The little group gathered round the hearth as they did for prayers every night at bedtime.
“Heavenly Father, in our hour of need we turn to Thee for help,” Father prayed. “Thou knowest our needs and our problems, Heavenly Father. Thou knowest that ‘Then shall two be in the field—the one shall be taken and the other left.’ Guide us now, O Lord. Send an answer to our prayer, we beseech Thee. Amen.”
“Amen,” echoed Mother from her place on the settle.
“Now, Hannah,” said Father, “shut your eyes and then open the Bible and put your finger on the page.”
The kitchen was very quiet as Hannah knelt on a ladderback chair. She opened the big Bible on the table and turned several pages. Then with her eyes tight shut she put her finger down on the page and held it there.
Father moved the candle across the table. “Read the verse under your finger, Hannah,” he said as she opened her eyes.
“Great A, little n, little d,” Hannah spelled.
“Yes! Yes!” said Father. “Go on! Read the verse.”
“Great A,” repeated Hannah.
“Never mind spelling it, child!” Father scolded her. “Read it.”
“I—I can’t read it, Father,” Hannah stammered, and she hung her head so low that her brown curls covered her scarlet cheeks.
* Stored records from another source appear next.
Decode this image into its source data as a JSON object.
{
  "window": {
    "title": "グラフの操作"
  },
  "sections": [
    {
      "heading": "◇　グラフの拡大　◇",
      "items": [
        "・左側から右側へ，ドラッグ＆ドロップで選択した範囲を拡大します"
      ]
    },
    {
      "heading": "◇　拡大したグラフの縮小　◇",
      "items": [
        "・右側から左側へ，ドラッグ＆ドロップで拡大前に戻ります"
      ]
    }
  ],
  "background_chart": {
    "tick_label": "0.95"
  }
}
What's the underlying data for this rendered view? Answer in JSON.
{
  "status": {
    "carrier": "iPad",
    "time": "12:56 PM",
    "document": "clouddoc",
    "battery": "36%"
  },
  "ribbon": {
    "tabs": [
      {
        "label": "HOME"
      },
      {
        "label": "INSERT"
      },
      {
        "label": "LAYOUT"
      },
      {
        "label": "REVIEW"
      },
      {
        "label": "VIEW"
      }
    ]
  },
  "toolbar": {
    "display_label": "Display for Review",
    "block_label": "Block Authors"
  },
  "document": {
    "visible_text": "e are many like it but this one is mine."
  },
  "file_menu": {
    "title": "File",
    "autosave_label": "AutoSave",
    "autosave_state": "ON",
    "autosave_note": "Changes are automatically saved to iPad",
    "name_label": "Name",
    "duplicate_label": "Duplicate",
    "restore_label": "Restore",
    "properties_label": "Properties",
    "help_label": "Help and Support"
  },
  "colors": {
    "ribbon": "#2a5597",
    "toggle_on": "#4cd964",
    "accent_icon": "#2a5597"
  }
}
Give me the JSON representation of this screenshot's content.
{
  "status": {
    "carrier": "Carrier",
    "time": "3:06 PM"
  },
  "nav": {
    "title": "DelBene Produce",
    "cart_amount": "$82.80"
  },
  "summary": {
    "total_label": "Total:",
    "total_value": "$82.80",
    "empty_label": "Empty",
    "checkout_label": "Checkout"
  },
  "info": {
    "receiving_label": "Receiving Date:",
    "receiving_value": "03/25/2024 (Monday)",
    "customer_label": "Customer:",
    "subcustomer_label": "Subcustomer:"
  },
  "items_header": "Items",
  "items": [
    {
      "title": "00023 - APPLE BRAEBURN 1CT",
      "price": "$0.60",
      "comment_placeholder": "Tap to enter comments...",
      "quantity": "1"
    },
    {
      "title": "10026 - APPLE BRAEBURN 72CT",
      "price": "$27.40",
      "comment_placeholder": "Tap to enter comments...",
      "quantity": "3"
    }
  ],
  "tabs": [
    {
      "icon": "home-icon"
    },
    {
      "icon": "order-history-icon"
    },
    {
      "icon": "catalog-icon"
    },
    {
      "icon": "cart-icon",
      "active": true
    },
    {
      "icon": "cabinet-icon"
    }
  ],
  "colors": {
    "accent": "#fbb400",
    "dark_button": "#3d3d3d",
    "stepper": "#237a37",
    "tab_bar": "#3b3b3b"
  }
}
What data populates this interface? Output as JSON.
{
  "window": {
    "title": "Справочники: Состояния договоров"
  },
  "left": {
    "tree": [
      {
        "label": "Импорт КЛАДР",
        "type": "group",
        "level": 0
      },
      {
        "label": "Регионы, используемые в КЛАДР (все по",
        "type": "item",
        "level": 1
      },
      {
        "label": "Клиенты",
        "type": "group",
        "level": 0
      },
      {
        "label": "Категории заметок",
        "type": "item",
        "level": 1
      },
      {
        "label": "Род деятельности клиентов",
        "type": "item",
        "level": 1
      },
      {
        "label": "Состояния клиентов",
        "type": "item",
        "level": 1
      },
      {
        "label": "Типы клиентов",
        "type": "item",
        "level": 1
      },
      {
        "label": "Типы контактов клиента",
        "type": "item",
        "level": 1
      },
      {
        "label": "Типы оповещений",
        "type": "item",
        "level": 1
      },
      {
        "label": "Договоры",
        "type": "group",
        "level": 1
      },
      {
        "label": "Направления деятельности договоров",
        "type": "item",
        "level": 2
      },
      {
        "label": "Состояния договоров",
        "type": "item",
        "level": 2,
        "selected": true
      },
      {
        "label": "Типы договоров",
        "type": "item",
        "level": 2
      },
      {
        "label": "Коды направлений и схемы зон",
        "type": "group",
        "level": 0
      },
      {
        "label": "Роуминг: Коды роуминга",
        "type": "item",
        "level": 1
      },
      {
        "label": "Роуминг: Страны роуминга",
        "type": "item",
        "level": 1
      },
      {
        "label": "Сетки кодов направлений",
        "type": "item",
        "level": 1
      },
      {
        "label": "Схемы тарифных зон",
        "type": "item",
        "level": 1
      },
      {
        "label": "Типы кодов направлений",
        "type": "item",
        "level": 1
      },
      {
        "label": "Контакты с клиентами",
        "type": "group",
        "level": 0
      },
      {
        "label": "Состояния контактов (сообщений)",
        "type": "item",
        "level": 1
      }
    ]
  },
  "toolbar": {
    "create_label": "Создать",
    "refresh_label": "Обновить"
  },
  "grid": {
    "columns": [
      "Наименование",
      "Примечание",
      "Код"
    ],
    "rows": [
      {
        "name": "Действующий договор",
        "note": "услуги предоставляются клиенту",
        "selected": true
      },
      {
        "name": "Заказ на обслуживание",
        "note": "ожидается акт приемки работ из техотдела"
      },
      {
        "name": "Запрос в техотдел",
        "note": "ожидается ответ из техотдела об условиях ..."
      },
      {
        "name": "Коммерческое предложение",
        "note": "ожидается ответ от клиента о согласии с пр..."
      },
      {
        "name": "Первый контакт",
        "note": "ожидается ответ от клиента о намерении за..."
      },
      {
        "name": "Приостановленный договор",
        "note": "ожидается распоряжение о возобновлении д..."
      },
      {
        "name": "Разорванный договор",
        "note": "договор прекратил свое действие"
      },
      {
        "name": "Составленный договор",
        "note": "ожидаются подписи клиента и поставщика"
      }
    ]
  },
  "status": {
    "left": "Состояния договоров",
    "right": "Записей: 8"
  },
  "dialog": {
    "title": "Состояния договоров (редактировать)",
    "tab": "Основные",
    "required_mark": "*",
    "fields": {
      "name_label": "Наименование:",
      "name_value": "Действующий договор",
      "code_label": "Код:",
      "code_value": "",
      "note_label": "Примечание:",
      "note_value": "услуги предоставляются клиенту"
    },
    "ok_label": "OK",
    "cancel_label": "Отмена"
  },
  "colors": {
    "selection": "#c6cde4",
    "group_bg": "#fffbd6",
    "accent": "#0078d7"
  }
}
“Everybody in school knows Hannah can’t read,” tittered Lucy.
“Hush! For shame!” Mother chided her, and Lucy’s cheeks turned scarlet, too.
“Well, well. Let me see the verse, Hannah child,” said Father, and, leaning across the table, he read, “ ‘And David girded his sword upon his armor.’ “
“David!” cried Mother, and one of her knitting needles fell to the floor with a clatter.
“That’s plainly an answer to prayer,” Uncle Silas said in an awed tone. “You’re to go fight the Redcoats, Dave, and I’m to stay at home and run the two places as best I can.”
“ ’Twill be work fully as important as fighting,” said Father. “If we’re to have a war, we’ll need plenty of food.”
“Oh, I’m not ashamed to say I’d rather be marching off to fight the Redcoats,” Uncle Silas admitted. “But I’ll do my duty here best as ever I can, Dave.”
“I know you will, Silas,” answered Father. “Now you drive your cart over in the morning,” he added. “The women and children will all want to go into the village to see the Minute Men leave. I’ll ride old Dolly in and you can ride her back home again.”
“Come, children,” said Mother, when Uncle Silas had gone and Father was kneeling to cover the fire for the night. “Early to bed if you want to drive to the Green in the morning.”
Hannah followed Lucy slowly up the back stairs. Lucy’s candle threw a dark shadow behind the girls. It seemed to Hannah that an even darker shadow hung over the whole house. Father was going away to fight the Redcoats in the morning.